*YOUR GOAL*. Every line below that holds "computer" must be copied.

*SOURCE MATERIAL*.
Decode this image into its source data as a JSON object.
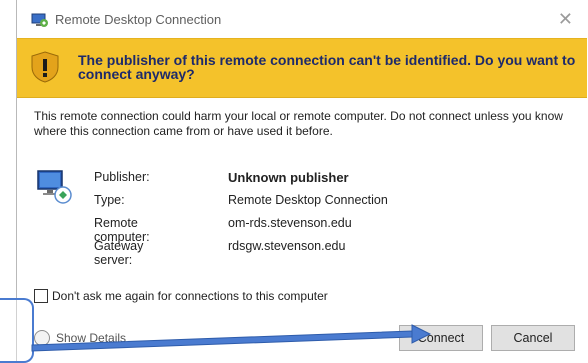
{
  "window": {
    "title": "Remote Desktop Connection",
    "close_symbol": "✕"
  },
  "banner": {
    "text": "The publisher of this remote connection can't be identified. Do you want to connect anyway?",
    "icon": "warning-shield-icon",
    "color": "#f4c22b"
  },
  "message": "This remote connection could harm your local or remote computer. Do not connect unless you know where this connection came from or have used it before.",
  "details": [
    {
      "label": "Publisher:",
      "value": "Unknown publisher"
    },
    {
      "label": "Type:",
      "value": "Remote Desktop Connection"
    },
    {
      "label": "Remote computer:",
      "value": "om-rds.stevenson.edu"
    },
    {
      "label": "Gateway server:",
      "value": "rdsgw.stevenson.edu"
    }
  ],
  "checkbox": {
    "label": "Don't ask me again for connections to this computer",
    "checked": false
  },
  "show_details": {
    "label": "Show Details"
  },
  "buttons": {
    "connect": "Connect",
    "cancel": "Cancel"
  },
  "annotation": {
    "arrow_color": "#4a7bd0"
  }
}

*OUTPUT*.
  "message": "This remote connection could harm your local or remote computer. Do not connect unless you know where this connection came from or have used it before.",
      "label": "Remote computer:",
    "label": "Don't ask me again for connections to this computer",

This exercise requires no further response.